You’re on a team that wants to ship a Super Cool New Feature™.
The feature will cause changes all over your web app. Instead of releasing the work in pieces, the marketing team wants to have a big reveal to create a buzz. How do you manage this challenge?
One option is to keep all the work in a separate code branch. When everything is done, merge the code back into your main branch, ship it, and reveal it to the world. Whoa, hold on, that sounds risky.
What could possibly go wrong? Well, how about:
That sounds… terrible.
How can we continuously deliver the feature without killing the marketing buzz? We can use feature flags.
Feature flags are a tool that give development teams the ability to expose a feature in a controlled manner.
You might come across feature flags as feature toggles or feature flippers. Even though the names are different, the intent is the same. With feature flags, a team controls which features are active and which people see those active features.
A feature flag functions as a configurable point in a system that a team can enable or disable. In code, a feature flag looks a little like:
if feature_flag_is_active: return super_cool_new_feature() else: return old_behavior()
feature_flag_is_active true or not can depend
on who the user is.
This extra level
to gate the release.
We could enable our Super Cool New Feature for the marketing team (or QA) in advance. This gives them time to review, provide feedback, and let’s us address bugs.
I can tell you from personal experience that mastery over the feature timeline is a huge boon for Storybird. The team at Storybird can polish features before sharing them with hundreds of thousands of teachers and students.
Now that you’re equipped
with the knowledge
of what feature flags are,
let’s explore one library
that implements them.
Go get the syrup
because we’re going to be talking about waffles,
waffle: verb - EQUIVOCATE, VACILLATE
Django Waffle is a feature flag library that can enable or disable code, as described previously, and is quick to add to any Django project.
Waffle includes a few types of feature control. For our purposes, I’m going to focus on flags as they are the most interesting and powerful type.
waffle.flag_is_active is the critical method
for the Waffle flags API.
Suppose part of our Super Cool New Feature is a new template design for our product page. If the original product view looked like:
class ProductView(View): def get(self, request, *args, **kwargs): # Do work to build template context... return render(request, 'old_design.html', context)
Then our new code that adds a Waffle flag would look like:
class ProductView(View): def get(self, request, *args, **kwargs): # Do work to build template context... if waffle.flag_is_active(request, 'super_cool_new_feature'): return render(request, 'new_design.html', context) else: return render(request, 'old_design.html', context)
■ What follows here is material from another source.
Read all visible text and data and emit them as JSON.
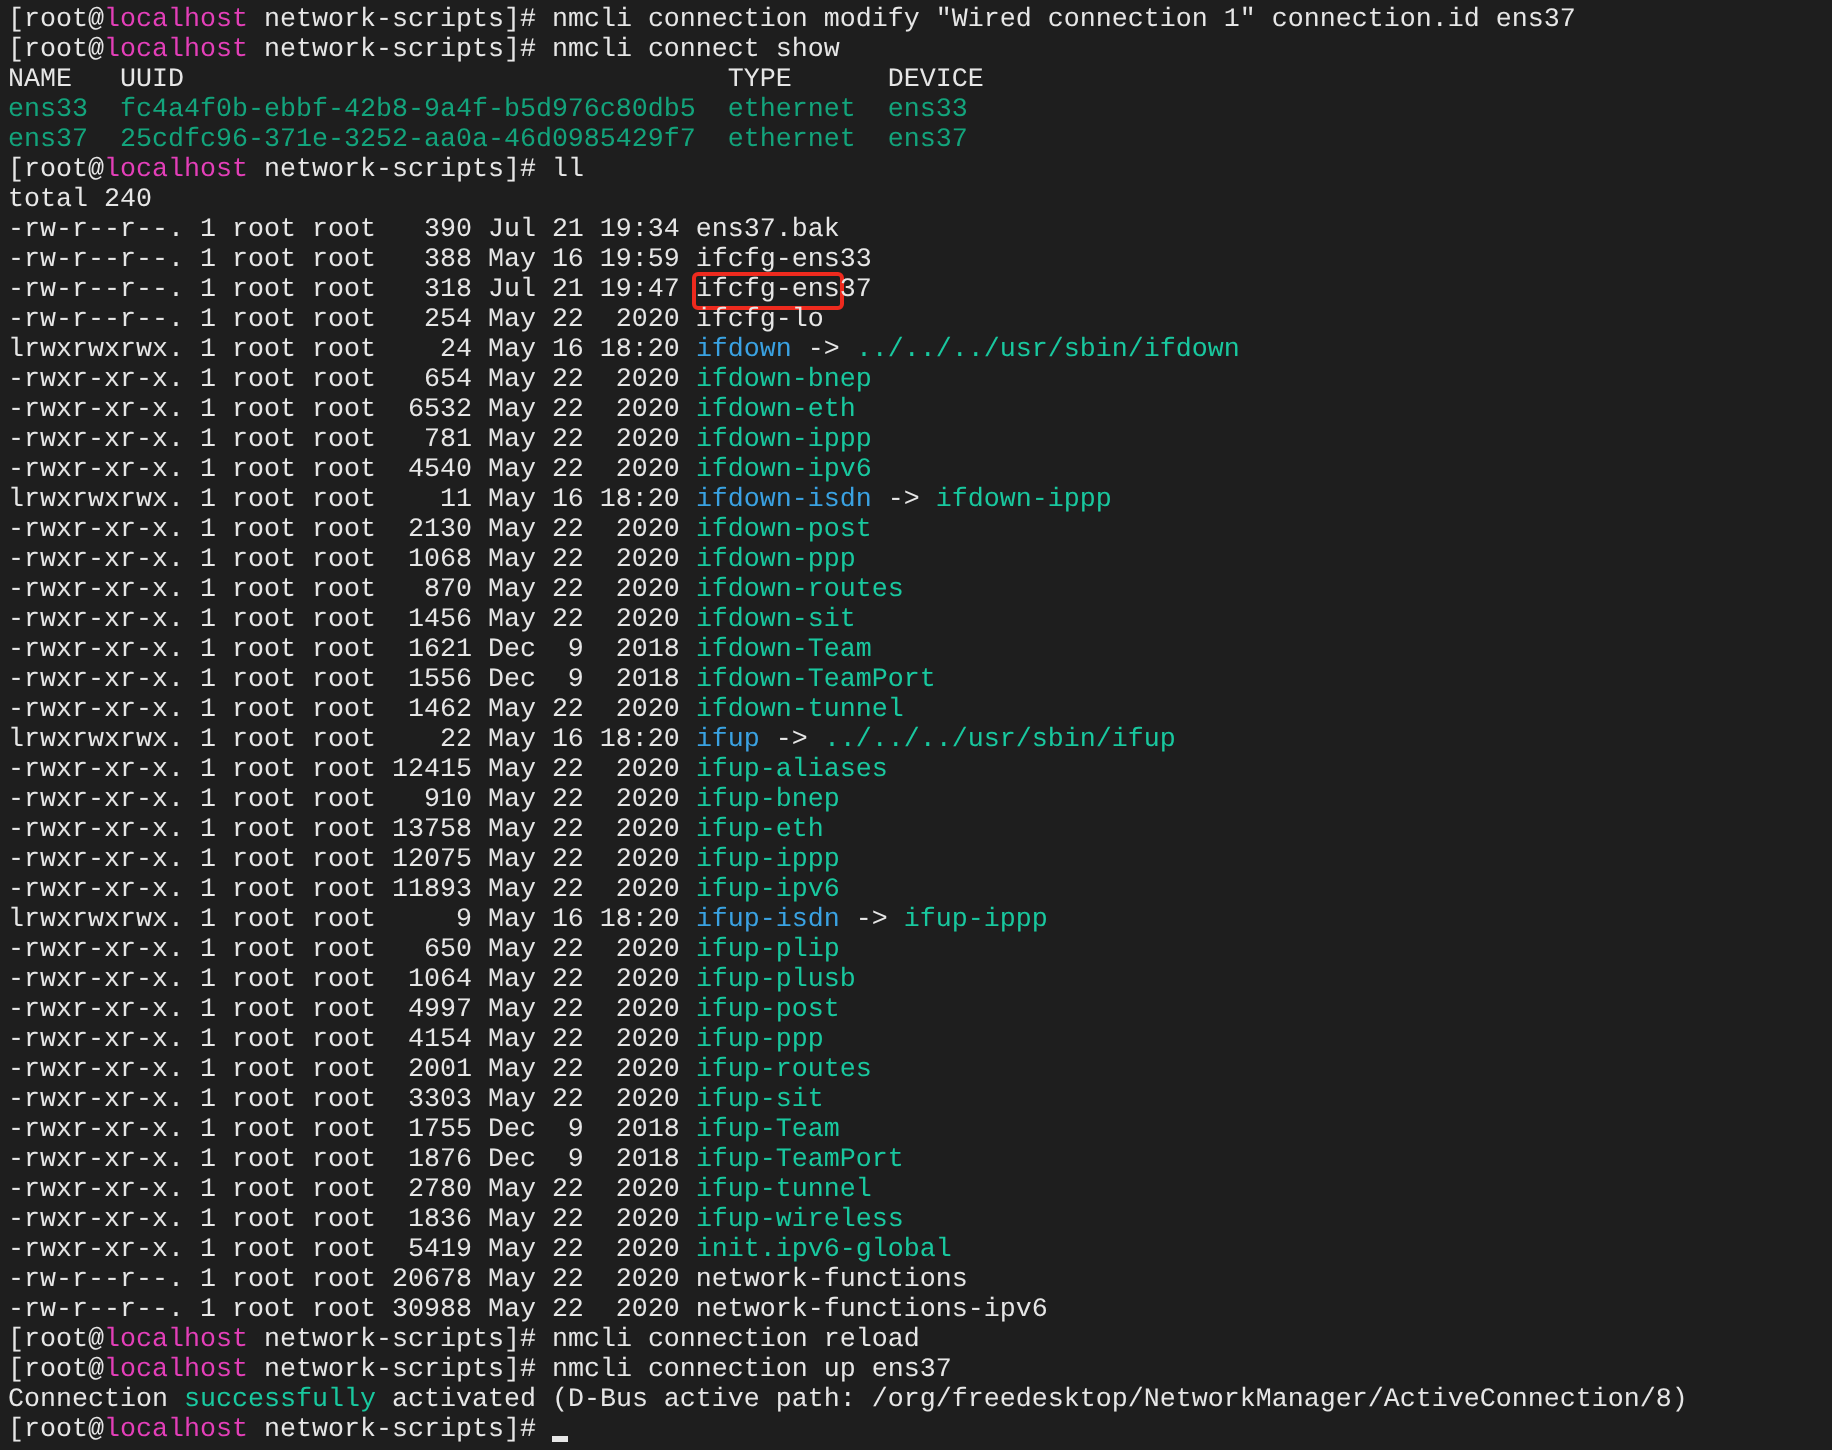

Let’s break down how this works.
Waffle stores flag settings in a database table. A team controls the available flags via the Django admin. From the admin site, a developer can set a flag’s name, enabled/disabled status, and some filters for more specific control like superuser, staff, or specific group access.
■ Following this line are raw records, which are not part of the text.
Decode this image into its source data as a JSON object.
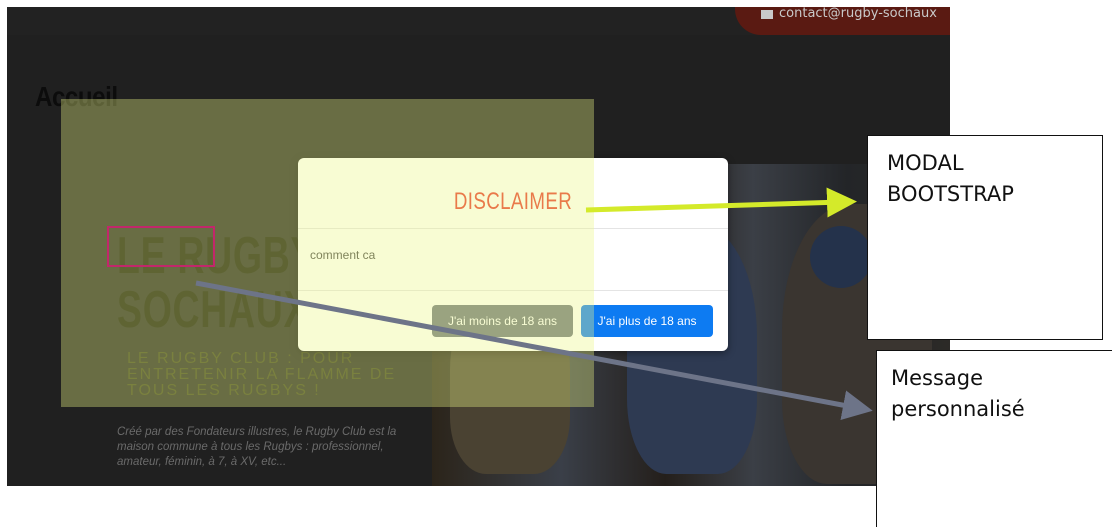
{
  "header": {
    "contact_email": "contact@rugby-sochaux"
  },
  "page": {
    "title": "Accueil"
  },
  "hero": {
    "title_line1": "LE RUGBY",
    "title_line2": "SOCHAUX",
    "subtitle": "LE RUGBY CLUB : POUR ENTRETENIR LA FLAMME DE TOUS LES RUGBYS !",
    "text": "Créé par des Fondateurs illustres, le Rugby Club est la maison commune à tous les Rugbys : professionnel, amateur, féminin, à 7, à XV, etc..."
  },
  "modal": {
    "title": "DISCLAIMER",
    "body": "comment ca",
    "button_minor": "J'ai moins de 18 ans",
    "button_major": "J'ai plus de 18 ans"
  },
  "annotations": {
    "callout_modal_line1": "MODAL",
    "callout_modal_line2": "BOOTSTRAP",
    "callout_message_line1": "Message",
    "callout_message_line2": "personnalisé"
  },
  "colors": {
    "modal_title": "#e8352a",
    "button_major": "#0d7bf2",
    "button_minor": "#6c757d",
    "highlight": "#ecf884",
    "pink_box": "#c2276b",
    "arrow_green": "#d4ea2a",
    "arrow_grey": "#6d7488"
  },
  "icons": {
    "contact": "mail-icon"
  }
}
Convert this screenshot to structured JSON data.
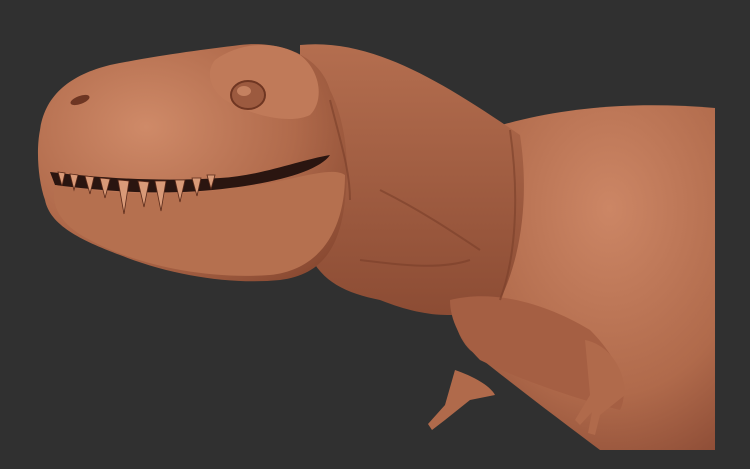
{
  "scene": {
    "subject": "t-rex-sculpt",
    "colors": {
      "background": "#303030",
      "skin": "#b26b4d",
      "skin_light": "#c98463",
      "skin_shadow": "#7a3f2a",
      "mouth": "#2a1510",
      "teeth": "#d99a78"
    }
  }
}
When the view executes,
against the settings decribed
super_cool_new_feature database row.
If the user meets the criteria,
the function evaluates to
and your new code will run.
For the Super Cool New Feature, Waffle can be called in every place that needs to be changed using the same feature flag name. This introduces a way to turn the feature on (or off!) with a quick edit in the Django admin.
Maybe you’ve come this far and a question has percolated up through your mind.
Isn’t this more complicated?
Yes, it is. Like every engineering choice, feature flags have trade-offs.
By adding a feature flag directly to the code, we create clean up work when the feature flag is no longer needed. This clean up work takes time, but it is better than the alternative. A long lived feature branch almost always causes trouble.
Feature flags divorce the shipping of features from the revelation of features.
This flexibility is great for teams that need to move fast. And there are amazing side benefits like creating a work culture that delivers code constantly. Constant delivery builds trust between an engineering team and other teams because of a tight feedback loop. If you’re looking for a way to move your team faster and improve your workplace, give feature flags a shot!
If you want to chat about this with me, I'm @mblayman on Twitter.
In this series of posts, I'm going to examine common design patterns in Python that make Python code feel "Pythonic." The sixth and final post explores the Python Package Index, and the benefit of using software libraries that are written by others to make your code more expressive.
Matt is the lead software engineer at Storybird.
Always eager to talk about Python and other technology topics, Matt organizes Python Frederick in Frederick, Maryland (NW of Washington D.C.) and seeks to grow software skills for people in his community.